Children waited longer in both the teacher and peer conditions than in the standard condition. The difference was about twice as great in the teacher condition as compared to the peer condition. The researchers interpret these results to mean that when children decide how long to wait, they make a cost-benefit analysis that takes into account the possibility of getting a social reward in the form of a boost to their reputation. These findings suggest that the desire to impress others is strong and can motivate human behavior starting at a very young age.
Did the psychologists expect this? “The researchers were surprised by their findings because the traditional view is that 3- and 4-year-olds are too young to care what care what other people think of them.”
This makes sense in hindsight. Everyone knows what it is like to want to be respected and liked. Psychologists for a half-century did not realize how early this desire originates in a child’s mind. The kids outwitted the psychologists.

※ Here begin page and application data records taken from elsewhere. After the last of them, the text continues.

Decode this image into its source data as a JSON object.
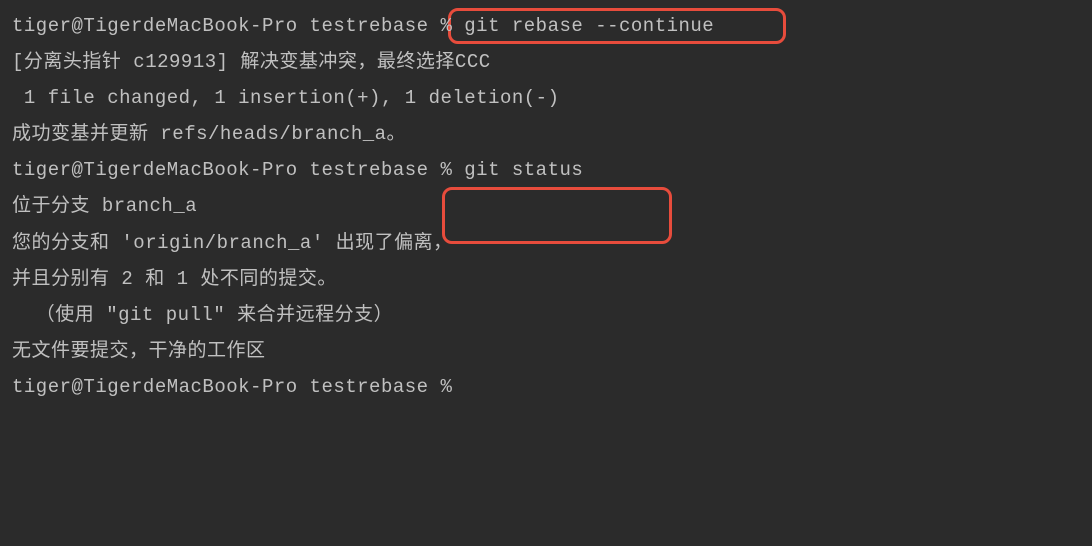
{
  "terminal": {
    "prompt": "tiger@TigerdeMacBook-Pro testrebase % ",
    "lines": [
      {
        "text": "tiger@TigerdeMacBook-Pro testrebase % git rebase --continue"
      },
      {
        "text": "[分离头指针 c129913] 解决变基冲突，最终选择CCC"
      },
      {
        "text": " 1 file changed, 1 insertion(+), 1 deletion(-)"
      },
      {
        "text": "成功变基并更新 refs/heads/branch_a。"
      },
      {
        "text": "tiger@TigerdeMacBook-Pro testrebase % git status"
      },
      {
        "text": "位于分支 branch_a"
      },
      {
        "text": "您的分支和 'origin/branch_a' 出现了偏离，"
      },
      {
        "text": "并且分别有 2 和 1 处不同的提交。"
      },
      {
        "text": "  （使用 \"git pull\" 来合并远程分支）"
      },
      {
        "text": ""
      },
      {
        "text": "无文件要提交，干净的工作区"
      },
      {
        "text": "tiger@TigerdeMacBook-Pro testrebase % "
      }
    ],
    "commands": {
      "rebase": "git rebase --continue",
      "status": "git status"
    },
    "highlights": [
      {
        "command": "git rebase --continue",
        "line": 0
      },
      {
        "command": "git status",
        "line": 4
      }
    ]
  }
}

Data do not interpret themselves. Here’s a reminder that scientists can believe simplistic things for a long time. Maybe it’s because of peer pressure and lack of self-control on the scientist’s part. It’s easy to jump to conclusions, like “The marshmallow test is a measure of self control.” That turns out to be only part of the story. The desire for acceptance by authority figures, and to a lesser extent by peers, may be even stronger. Who put the ability for cost-benefit analysis in a 3-year old brain?
The new findings show that even children are constantly perusing the world around them, noticing what adults value, and watching how other children respond. This implies that media also have a profound influence on shaping what a child comes to believe is interesting or important. Parents and teachers have a small window of time to filter out corrupting influences and reward children for self control and the right kind of social rewards. Did you wait? You can now get a chuckle out of the video in the article, and then see a second funny video at the link below.